How can understanding the ADKAR model help you to ensure your frontline team is ready to deliver?

1. Focus on buy-in

It’s easy to assume that when a directive comes from up the chain, your deskless workers will fall into line. But this kind of “command and control” management style is not only outdated, it often fails to garner the results you’re looking for. 

Imagine you’re launching a new promotion in a retail store. You could send out a memo to all store managers detailing how the promotion will launch, along with step-by-step instructions, which they can reiterate to their staff. 

How effective is this method? 🤷‍♀️

You’ll have some employees following instructions to the letter. Most will participate but may be patchy in delivery and consistency. And some will opt out all together (unless under direct supervision). 

Now imagine a different scenario, where instead of sending down a directive from on high, you instead bring frontline employees into the process. You communicate how the promotion will grow the business and help new customers find your business. You involve teams in the planning process, inviting upward feedback from frontline employees on their ideas for sharing the promotion with customers. 

This approach is likely to be much more effective because employees will have bought in. You’ve demonstrated that their role in the business is important, their work has meaning, and they are valued for their opinions. 

2. Build incentives into your plan

The ADKAR model suggests that both incentives and penalties can be used as methods to build desire among your employees. However, research suggests that incentives are much more effective at motivating action (e.g. bonuses for reaching a sales target of a new product) whereas penalties work better to deter action (e.g. docking pay for chewing gum while working). 

When you’re launching a new product or promotion, you want your frontline staff to be active in selling and promoting in order to make your launch a success. So whether it’s leaderboards and shoutouts, or more tangible incentives such as bonuses or a team celebration, finding the right incentives can do wonders to encourage buy-in and program engagement.

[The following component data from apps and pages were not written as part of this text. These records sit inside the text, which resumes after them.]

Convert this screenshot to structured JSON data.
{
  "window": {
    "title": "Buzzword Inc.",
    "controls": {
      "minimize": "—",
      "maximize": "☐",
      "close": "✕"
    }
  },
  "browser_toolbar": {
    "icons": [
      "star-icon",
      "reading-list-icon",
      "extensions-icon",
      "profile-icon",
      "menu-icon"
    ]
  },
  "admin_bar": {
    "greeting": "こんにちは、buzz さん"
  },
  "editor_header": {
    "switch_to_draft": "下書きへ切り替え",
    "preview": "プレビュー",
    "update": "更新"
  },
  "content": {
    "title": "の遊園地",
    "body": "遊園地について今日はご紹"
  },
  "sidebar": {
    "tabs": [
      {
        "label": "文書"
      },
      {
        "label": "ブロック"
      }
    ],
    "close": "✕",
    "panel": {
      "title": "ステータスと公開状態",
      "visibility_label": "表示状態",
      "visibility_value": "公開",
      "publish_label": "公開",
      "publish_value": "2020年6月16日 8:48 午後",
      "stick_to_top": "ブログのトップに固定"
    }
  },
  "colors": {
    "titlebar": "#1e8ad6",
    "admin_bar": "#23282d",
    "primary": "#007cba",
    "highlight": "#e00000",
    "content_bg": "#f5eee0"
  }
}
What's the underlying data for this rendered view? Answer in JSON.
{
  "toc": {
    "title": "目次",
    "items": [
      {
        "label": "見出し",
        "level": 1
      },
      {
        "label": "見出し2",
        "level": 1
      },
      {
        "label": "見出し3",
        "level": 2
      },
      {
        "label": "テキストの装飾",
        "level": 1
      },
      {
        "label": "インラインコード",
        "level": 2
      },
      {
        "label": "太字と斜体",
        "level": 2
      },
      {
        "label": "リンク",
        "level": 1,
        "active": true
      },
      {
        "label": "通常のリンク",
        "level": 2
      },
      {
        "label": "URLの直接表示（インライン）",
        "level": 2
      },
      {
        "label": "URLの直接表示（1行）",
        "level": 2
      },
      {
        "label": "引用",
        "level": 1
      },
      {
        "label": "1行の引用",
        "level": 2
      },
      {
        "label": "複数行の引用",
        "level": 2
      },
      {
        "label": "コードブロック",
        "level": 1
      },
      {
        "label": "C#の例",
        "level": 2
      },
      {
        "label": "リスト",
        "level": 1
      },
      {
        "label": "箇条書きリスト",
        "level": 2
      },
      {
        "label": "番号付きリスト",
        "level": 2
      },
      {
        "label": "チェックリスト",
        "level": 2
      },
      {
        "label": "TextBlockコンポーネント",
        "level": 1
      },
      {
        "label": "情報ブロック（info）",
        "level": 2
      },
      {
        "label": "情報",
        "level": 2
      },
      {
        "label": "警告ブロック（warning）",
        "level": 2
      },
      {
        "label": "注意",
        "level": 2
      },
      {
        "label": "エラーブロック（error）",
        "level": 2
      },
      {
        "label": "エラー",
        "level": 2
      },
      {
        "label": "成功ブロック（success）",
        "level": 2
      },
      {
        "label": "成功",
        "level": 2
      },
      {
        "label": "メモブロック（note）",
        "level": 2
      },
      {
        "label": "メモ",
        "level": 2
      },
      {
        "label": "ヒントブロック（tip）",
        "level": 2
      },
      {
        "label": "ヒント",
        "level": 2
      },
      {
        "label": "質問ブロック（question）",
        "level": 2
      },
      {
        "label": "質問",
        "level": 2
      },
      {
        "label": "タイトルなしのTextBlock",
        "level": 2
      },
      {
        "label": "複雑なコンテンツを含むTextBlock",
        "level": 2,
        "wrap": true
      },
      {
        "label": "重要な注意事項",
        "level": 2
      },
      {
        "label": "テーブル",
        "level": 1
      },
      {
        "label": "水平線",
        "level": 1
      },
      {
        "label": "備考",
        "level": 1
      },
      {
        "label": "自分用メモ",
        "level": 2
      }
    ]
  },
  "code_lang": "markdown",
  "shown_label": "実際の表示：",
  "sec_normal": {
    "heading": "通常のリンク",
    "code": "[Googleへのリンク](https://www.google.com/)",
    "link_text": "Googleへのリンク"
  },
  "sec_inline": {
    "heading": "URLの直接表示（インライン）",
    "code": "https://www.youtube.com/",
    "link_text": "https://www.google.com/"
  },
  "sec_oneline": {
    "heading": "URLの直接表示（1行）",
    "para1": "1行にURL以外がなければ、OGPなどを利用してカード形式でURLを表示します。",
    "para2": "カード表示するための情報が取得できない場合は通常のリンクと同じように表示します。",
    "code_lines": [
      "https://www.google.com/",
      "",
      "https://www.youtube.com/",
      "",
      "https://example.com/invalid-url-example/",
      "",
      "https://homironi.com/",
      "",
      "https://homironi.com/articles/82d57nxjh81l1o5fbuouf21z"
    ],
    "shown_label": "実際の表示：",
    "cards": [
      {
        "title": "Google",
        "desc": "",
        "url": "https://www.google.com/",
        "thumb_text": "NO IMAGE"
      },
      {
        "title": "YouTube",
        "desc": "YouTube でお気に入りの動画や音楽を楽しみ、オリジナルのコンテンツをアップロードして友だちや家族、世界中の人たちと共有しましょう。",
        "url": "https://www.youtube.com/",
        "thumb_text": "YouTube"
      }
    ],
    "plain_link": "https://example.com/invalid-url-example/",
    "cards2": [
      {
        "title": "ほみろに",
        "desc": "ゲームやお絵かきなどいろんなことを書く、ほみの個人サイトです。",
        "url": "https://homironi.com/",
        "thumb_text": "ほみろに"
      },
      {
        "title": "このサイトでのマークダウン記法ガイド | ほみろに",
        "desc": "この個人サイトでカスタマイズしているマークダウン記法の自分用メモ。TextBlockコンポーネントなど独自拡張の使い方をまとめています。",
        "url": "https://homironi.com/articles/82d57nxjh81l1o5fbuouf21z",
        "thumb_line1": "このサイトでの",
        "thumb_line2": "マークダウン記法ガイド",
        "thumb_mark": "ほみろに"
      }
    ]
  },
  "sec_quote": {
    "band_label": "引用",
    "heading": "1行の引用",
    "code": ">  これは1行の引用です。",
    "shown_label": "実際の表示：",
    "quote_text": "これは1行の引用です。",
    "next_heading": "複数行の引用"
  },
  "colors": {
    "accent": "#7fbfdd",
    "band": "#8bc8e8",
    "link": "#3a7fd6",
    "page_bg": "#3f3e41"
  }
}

And while incentives work to build desire, remember that the ADKAR model also notes that feedback, accountability, recognition, and rewards are all part of how you can reinforce a new way of working too. 

3. Make time (and space!) to learn

Giving employees enough time to learn about a new product or promotion is critical to the success of your launch. This means employees need to: 

  • Know and understand the product or promotion
  • Know where to find more information
  • Be confident in answering questions
  • Use consistent language and messaging
  • Be comfortable talking with customers about the product or promotion

Of course, assessing workforce readiness can be a challenge, especially for businesses with multiple locations and high numbers of staff to train. Tools that can help you identify knowledge gaps and warning signs (we know a great one!) make it possible to see where staff are underprepared, and allocate additional support to increase their knowledge and/or ability. 

When you’re planning a launch, promotion, or event, it can be easy to get stuck at the 50,000 feet view, and lose sight of how each individual frontline member of staff will be involved in making your plans a reality. By using the principles from the ADKAR model, you can drive workforce readiness by adopting the key strategies to keep your staff involved, engaged, and eager to deliver. 

Proven ROI of 484%

Forrester Consulting's Total Economic Impact™ study found a 484% ROI with Nudge!*

*over three years.